On Tuesday, China Zheshang Bank Co. made the worst mainland trading debut since Haixin Foods Co. in 2012, according to data compiled by Bloomberg. The Zhejiang-based lender rose a mere 0.6% on Shanghai’s main board, before tumbling nearly 5% on its second day of trading. It was 0.4% lower on Thursday morning, while the Shanghai Composite Index was flat as of 10:09 a.m. local time.
“The stock market is lacking any catalysts, so investors believe it will be range-bound for the foreseeable future,” said Ge Shoujing, a Beijing-based senior analyst at the Reality Institute of Advanced Finance.
“Institutional investors are locking up their profits ahead of the year’s end,” he said. “If the stock market isn’t falling, then that’s good enough.”

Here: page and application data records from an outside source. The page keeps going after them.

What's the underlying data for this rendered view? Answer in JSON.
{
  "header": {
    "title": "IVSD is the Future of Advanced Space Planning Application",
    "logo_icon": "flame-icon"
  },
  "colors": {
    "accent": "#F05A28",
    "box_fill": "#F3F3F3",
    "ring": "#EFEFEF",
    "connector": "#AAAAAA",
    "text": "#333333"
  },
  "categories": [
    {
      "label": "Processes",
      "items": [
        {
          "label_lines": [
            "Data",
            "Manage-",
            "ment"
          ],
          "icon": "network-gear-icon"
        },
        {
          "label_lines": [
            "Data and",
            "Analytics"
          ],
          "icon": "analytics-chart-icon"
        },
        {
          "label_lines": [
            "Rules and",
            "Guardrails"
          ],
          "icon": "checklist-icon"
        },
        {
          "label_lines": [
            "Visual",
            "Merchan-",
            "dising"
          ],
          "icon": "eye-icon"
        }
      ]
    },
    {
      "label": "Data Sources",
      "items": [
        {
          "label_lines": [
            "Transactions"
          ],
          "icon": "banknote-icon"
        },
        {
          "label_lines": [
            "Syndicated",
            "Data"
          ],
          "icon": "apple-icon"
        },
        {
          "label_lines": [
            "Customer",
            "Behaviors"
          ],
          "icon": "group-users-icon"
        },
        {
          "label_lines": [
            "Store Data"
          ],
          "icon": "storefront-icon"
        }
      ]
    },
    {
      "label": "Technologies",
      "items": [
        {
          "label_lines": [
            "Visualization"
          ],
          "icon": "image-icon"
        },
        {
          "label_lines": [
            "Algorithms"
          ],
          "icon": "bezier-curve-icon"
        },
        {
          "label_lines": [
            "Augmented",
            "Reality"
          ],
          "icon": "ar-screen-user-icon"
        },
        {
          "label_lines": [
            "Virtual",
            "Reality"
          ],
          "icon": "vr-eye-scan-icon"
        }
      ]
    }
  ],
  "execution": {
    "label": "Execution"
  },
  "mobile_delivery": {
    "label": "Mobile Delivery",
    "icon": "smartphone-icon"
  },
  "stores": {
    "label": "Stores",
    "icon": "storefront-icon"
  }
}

China’s stocks are sitting on outsize gains this year, as with equity markets around the world. The Shanghai Composite Index is up more than 16%.